**DATASET:**

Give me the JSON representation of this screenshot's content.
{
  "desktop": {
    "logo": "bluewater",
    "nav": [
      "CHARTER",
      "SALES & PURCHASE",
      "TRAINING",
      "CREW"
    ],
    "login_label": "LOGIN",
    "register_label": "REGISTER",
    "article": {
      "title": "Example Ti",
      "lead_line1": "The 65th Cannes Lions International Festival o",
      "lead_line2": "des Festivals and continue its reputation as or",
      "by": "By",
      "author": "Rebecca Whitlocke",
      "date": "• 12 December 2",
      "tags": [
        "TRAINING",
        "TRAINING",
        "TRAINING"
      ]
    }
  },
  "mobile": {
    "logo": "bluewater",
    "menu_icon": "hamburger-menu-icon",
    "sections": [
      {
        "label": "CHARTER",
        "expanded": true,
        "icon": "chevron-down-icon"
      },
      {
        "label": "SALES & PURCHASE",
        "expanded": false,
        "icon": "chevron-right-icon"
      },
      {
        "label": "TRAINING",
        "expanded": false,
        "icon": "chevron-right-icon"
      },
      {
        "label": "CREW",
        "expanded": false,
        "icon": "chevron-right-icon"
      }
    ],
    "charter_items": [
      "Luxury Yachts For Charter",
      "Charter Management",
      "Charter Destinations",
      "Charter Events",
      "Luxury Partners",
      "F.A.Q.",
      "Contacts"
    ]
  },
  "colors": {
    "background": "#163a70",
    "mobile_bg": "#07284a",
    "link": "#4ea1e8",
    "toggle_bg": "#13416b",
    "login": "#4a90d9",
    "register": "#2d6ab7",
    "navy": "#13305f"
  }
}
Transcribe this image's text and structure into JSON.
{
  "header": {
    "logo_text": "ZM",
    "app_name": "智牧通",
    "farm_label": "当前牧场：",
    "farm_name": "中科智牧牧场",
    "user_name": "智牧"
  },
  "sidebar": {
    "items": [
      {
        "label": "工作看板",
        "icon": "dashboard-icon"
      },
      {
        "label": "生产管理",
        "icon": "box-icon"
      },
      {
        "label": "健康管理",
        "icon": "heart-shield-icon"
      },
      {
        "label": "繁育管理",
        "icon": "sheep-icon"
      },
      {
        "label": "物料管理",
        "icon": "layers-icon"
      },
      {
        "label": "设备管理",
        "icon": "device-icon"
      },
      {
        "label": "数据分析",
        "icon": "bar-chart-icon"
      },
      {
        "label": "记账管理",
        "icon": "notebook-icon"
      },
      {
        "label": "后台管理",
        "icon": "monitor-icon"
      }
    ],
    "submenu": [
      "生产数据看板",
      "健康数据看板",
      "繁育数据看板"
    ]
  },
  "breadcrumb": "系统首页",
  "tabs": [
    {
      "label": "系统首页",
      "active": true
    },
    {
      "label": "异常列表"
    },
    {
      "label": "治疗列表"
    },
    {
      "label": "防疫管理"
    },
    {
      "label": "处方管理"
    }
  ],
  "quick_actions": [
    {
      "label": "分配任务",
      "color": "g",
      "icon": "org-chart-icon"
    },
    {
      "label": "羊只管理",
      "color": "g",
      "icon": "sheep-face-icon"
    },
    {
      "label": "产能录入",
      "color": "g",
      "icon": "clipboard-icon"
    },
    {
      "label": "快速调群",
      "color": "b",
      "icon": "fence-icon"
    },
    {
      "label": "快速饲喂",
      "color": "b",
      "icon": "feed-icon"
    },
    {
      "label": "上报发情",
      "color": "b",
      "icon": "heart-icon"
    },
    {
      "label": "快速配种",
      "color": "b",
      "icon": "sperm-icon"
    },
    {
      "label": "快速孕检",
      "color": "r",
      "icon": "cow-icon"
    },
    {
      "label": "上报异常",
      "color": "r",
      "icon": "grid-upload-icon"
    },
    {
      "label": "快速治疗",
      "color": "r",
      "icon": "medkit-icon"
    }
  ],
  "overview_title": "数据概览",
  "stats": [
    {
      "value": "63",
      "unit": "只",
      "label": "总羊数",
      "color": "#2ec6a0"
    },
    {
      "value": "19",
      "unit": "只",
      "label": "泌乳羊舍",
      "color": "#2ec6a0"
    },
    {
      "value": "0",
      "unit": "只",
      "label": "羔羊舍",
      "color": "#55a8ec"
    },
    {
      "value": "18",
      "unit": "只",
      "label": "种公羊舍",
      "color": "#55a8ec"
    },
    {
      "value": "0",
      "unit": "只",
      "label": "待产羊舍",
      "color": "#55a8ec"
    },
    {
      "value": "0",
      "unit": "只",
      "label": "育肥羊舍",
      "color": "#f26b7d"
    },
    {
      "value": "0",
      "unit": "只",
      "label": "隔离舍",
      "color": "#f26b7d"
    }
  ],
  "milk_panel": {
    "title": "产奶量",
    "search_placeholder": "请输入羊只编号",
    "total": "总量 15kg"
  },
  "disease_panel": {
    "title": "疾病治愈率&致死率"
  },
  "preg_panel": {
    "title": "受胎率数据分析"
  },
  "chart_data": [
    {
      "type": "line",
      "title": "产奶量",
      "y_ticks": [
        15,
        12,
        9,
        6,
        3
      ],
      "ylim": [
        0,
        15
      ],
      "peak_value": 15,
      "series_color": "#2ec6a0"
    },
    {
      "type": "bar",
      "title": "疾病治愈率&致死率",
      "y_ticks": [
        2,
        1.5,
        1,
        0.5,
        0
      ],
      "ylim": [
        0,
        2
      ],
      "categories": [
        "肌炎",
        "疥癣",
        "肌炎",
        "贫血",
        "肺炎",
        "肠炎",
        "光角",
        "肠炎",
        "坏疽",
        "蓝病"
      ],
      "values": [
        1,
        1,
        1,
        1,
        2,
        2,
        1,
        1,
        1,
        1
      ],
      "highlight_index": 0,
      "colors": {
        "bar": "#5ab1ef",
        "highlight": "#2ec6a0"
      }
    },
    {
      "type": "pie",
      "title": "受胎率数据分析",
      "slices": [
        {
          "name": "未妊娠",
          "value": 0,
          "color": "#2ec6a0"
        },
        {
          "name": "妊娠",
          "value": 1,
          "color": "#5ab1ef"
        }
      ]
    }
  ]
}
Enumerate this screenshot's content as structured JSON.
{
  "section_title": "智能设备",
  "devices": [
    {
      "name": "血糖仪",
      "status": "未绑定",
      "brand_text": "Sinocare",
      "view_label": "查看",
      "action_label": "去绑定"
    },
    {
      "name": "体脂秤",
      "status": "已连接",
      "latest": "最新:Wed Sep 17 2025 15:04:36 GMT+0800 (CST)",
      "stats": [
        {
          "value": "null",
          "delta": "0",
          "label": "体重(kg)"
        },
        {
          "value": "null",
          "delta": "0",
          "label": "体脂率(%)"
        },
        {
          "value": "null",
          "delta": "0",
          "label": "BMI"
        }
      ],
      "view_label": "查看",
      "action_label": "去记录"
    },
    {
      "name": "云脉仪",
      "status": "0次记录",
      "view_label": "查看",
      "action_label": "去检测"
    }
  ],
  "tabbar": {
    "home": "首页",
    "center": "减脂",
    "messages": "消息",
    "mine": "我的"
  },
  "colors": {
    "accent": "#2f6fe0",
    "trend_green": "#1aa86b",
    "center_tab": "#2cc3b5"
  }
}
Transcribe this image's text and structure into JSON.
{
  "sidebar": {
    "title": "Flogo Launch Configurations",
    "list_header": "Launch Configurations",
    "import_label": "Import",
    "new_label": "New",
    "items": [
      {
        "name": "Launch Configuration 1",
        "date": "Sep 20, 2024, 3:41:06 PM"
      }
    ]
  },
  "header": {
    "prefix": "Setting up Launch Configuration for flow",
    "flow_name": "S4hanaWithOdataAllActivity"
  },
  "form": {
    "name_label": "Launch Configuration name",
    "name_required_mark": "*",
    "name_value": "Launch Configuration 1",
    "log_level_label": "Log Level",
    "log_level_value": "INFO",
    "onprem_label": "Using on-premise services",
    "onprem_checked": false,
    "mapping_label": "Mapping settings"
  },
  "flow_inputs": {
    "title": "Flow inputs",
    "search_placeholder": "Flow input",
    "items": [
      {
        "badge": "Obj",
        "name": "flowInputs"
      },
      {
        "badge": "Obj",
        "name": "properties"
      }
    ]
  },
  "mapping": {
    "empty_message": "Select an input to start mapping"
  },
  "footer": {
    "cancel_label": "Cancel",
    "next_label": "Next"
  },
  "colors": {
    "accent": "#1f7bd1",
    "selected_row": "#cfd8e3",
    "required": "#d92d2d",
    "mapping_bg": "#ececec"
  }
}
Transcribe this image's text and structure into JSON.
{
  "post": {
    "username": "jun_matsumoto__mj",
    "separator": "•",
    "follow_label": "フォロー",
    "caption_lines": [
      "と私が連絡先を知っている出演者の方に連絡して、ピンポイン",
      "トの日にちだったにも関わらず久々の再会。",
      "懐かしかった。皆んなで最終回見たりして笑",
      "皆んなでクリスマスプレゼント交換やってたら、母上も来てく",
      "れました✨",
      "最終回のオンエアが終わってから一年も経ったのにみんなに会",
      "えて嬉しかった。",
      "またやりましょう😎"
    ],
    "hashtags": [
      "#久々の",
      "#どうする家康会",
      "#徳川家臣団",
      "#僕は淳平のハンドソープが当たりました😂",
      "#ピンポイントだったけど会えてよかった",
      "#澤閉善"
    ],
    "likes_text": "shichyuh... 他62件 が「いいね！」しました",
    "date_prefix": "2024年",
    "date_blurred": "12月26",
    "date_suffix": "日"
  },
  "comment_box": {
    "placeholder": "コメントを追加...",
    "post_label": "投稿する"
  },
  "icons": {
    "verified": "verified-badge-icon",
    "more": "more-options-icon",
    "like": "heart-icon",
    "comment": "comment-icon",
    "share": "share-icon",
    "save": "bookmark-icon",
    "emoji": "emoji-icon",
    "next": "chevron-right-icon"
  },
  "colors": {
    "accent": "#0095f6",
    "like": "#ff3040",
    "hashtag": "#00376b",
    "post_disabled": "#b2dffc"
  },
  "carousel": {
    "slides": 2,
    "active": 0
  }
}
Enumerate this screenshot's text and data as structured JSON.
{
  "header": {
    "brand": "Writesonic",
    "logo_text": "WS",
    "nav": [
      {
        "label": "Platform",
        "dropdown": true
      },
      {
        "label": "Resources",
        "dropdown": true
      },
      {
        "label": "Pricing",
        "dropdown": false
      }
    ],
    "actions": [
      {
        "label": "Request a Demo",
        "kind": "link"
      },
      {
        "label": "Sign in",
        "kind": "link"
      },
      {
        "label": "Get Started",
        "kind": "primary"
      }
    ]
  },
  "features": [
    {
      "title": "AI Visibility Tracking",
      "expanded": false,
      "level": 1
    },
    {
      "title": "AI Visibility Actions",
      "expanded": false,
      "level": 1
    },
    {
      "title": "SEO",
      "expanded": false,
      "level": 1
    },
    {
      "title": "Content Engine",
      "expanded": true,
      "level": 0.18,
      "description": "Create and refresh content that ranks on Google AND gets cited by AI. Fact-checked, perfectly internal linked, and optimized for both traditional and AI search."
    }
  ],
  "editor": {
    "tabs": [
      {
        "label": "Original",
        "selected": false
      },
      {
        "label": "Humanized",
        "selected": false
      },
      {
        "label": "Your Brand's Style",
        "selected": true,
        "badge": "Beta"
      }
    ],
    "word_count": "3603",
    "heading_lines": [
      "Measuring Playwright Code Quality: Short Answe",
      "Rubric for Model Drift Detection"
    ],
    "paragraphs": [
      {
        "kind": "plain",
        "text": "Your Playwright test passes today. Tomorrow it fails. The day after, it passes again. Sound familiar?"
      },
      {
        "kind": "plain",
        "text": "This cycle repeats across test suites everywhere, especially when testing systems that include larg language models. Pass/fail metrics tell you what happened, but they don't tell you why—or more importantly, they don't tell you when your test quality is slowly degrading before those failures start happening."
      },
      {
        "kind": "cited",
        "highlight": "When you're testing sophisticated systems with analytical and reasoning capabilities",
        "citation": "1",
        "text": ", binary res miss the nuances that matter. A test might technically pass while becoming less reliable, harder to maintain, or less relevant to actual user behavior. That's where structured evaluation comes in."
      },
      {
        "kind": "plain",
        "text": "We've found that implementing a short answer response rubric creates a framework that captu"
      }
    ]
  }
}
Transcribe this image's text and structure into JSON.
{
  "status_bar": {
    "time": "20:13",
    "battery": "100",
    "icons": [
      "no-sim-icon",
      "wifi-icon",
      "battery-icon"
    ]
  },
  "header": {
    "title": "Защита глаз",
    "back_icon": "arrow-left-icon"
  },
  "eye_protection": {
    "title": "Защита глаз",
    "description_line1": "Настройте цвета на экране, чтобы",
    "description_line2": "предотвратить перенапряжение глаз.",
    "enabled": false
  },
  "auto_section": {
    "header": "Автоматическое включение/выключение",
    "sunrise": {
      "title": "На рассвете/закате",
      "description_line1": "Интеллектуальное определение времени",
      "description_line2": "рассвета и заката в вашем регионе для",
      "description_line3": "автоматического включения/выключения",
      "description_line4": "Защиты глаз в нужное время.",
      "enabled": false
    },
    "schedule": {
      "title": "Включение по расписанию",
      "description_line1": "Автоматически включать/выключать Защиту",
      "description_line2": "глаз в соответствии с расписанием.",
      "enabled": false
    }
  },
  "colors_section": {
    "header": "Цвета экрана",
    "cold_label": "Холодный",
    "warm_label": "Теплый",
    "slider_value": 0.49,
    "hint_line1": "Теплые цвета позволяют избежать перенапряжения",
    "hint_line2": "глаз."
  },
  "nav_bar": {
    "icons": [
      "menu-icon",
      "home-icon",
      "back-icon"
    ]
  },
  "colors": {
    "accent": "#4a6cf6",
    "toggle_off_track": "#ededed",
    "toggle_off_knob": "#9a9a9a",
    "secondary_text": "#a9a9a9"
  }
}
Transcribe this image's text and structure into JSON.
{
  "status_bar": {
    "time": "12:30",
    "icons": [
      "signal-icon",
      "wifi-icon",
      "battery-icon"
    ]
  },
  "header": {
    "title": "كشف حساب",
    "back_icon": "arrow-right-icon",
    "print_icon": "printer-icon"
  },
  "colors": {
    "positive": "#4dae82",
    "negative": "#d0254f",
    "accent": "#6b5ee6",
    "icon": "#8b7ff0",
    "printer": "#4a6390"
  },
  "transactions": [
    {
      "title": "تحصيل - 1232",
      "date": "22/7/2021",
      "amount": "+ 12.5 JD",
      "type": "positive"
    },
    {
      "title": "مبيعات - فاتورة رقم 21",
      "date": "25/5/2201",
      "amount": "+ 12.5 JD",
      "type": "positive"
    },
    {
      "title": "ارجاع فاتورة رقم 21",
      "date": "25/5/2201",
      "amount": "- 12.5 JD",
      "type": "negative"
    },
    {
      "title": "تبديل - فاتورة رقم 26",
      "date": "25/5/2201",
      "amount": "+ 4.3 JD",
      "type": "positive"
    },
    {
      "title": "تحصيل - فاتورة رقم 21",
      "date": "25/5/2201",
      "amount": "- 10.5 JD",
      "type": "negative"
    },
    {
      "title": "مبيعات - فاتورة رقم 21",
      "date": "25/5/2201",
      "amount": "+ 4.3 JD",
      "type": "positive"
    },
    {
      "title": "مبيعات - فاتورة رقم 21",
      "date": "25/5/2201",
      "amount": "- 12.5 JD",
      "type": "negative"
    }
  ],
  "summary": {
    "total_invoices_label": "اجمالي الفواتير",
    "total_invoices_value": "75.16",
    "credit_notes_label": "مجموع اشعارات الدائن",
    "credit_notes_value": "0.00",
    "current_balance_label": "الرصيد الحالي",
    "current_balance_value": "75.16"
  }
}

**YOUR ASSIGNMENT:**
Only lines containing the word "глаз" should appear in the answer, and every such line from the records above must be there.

**RESPONSE BELOW:**
    "title": "Защита глаз",
    "title": "Защита глаз",
    "description_line2": "предотвратить перенапряжение глаз.",
      "description_line4": "Защиты глаз в нужное время.",
      "description_line2": "глаз в соответствии с расписанием.",
    "hint_line2": "глаз."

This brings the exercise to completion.